Since Hurricane Sandy exposed the vulnerability of New Jersey’s antiquated power grid, the state has been investing heavily in enhancing the grid’s resilience and promoting clean energy technologies to upgrade to a smarter, more flexible system that can keep people safe and warm when they need it most.
However, as I explain in my NJ Spotlight op-ed published today, limited public funds alone will not be enough to build the state’s clean energy future.
Private capital investment is key to establishing the large-scale, clean energy markets needed to ultimately save customers money, increase grid resiliency, and slash harmful pollution.
New Jersey has already made a step in the right direction with the launch of the Energy Resilience Bank, which was set up with $210 million of federal funds to finance resilient energy systems operating the state’s critical infrastructure, such as hospitals and long-term care facilities. Read More
Superstorm Sandy crippled much of New Jersey’s critical infrastructure when it swept through the state two years ago. Stuck without power at home, many of the state’s residents also couldn’t get to work because the operations center for New Jersey Transit (NJ Transit) flooded, damaging backup power systems, emergency generation, and the computer system that controls train operations.
New Jersey is doing its best to make sure that won’t happen again. After a highly competitive grant process, NJ Transit last week received $1.3 billion in federal funds to improve the resilience of the state’s transportation system in the event of devastating future storms. The funds include $410 million to develop the NJ TransitGrid into a first-of-its-kind microgrid capable of keeping the power running when the electric grid goes down.
Microgrids are different from traditional electric grids in that they generate electricity on-site or nearby where it’s consumed. They can connect to the larger grid or island themselves and operate independently. Read More
New Jersey has proposed using federal Sandy relief funds to set up an Energy Resilience Bank that would fund projects to make the state’s energy infrastructure more resilient in the face of extreme weather events. The Bank is an innovative proposal that will help New Jersey prepare for the future in the wake of Superstorm Sandy, which destroyed thousands of homes and businesses, causing human loss and suffering that continues for many today.
Climate change increases the likelihood that New Jersey will continue to be buffeted by storms such as Sandy, which exposed and underscored the need to upgrade to a more resilient, low-carbon energy infrastructure when a third of the state lost power for nearly a week. The Energy Resilience Bank, which will be capitalized at $210 million, would help expedite this process, allowing the state to keep the lights on and residents safer during the next storm. Read More
When Hurricane Sandy barreled through our country’s Northeast nearly a year ago, ravaging coastlines and submerging entire neighborhoods, New Jersey suffered catastrophic effects. The state suffered more than $30 billion in damage, most of it along the Jersey shore, while an estimated 2.6 million households lost power, many of them for weeks. Five days after Sandy hit, a third of New Jersey’s homes and businesses still did not have electricity.

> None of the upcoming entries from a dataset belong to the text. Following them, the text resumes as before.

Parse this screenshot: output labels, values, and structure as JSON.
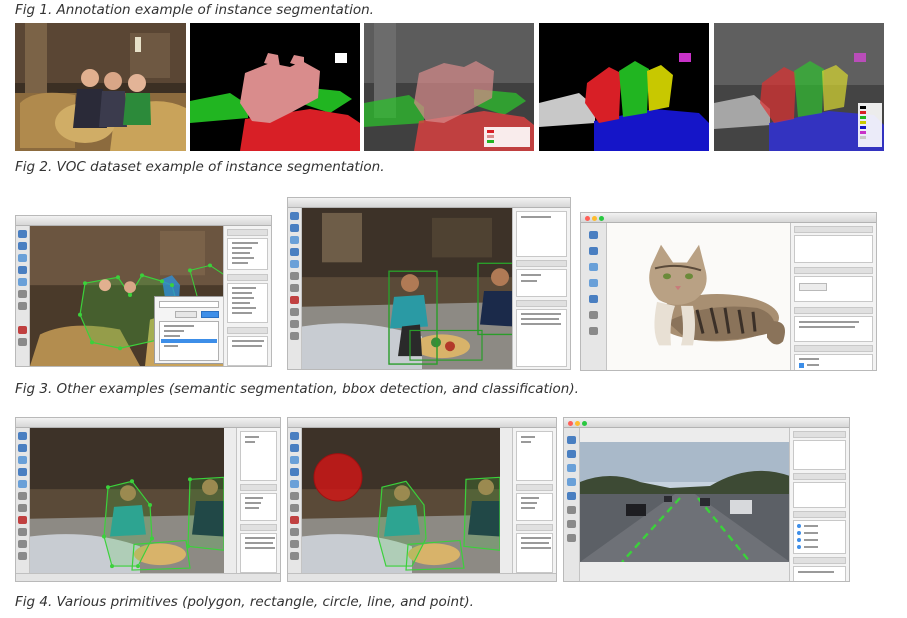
{
  "captions": {
    "fig1": "Fig 1. Annotation example of instance segmentation.",
    "fig2": "Fig 2. VOC dataset example of instance segmentation.",
    "fig3": "Fig 3. Other examples (semantic segmentation, bbox detection, and classification).",
    "fig4": "Fig 4. Various primitives (polygon, rectangle, circle, line, and point)."
  },
  "colors": {
    "person_mask": "#d98c8c",
    "chair_green": "#21b521",
    "sofa_red": "#d81f26",
    "instance_blue": "#1515c8",
    "instance_yellow": "#c8c800",
    "instance_magenta": "#c832c8",
    "polygon_green": "#3bd13b",
    "circle_red": "#d51515",
    "bbox_green": "#2a9d2a",
    "window_chrome": "#ececec"
  },
  "icons": [
    "traffic-light-icons",
    "tool-icons",
    "checkbox-icons",
    "polygon-vertex-icons"
  ]
}
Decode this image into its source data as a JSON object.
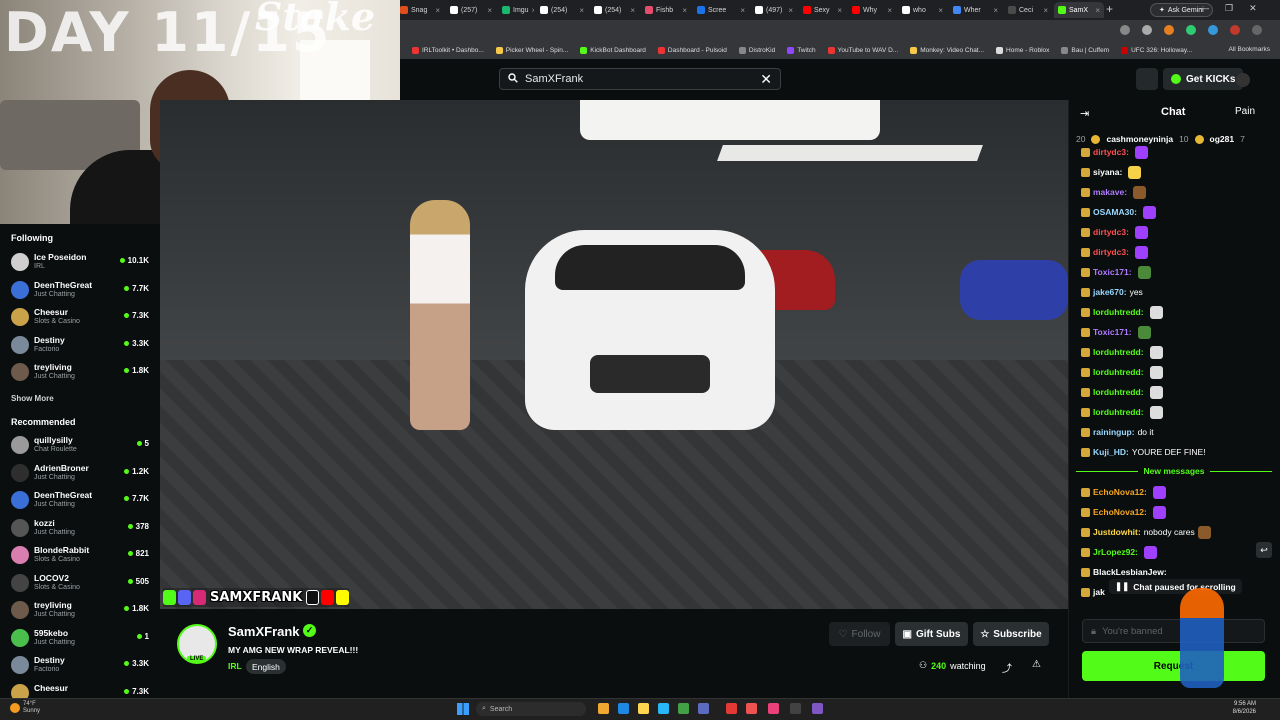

New Jersey Governor Chris Christie immediately sought to restore the state’s most vital infrastructure and was tireless in attracting funds for the relief effort. However, it became clear that it was imperative to not just repair damage caused by Sandy but to upgrade and modernize the state’s outmoded, century-old grid to prevent damage from the next superstorm.
Last week, Governor Christie took a positive step toward upgrading to a smarter, more flexible power grid, which is crucial to resilience, safety, and storm recovery. He announced the allocation of $25 million in federal funds to local governments to develop alternative energy projects designed to make New Jersey’s energy infrastructure resilient and reliable in the face of power outages.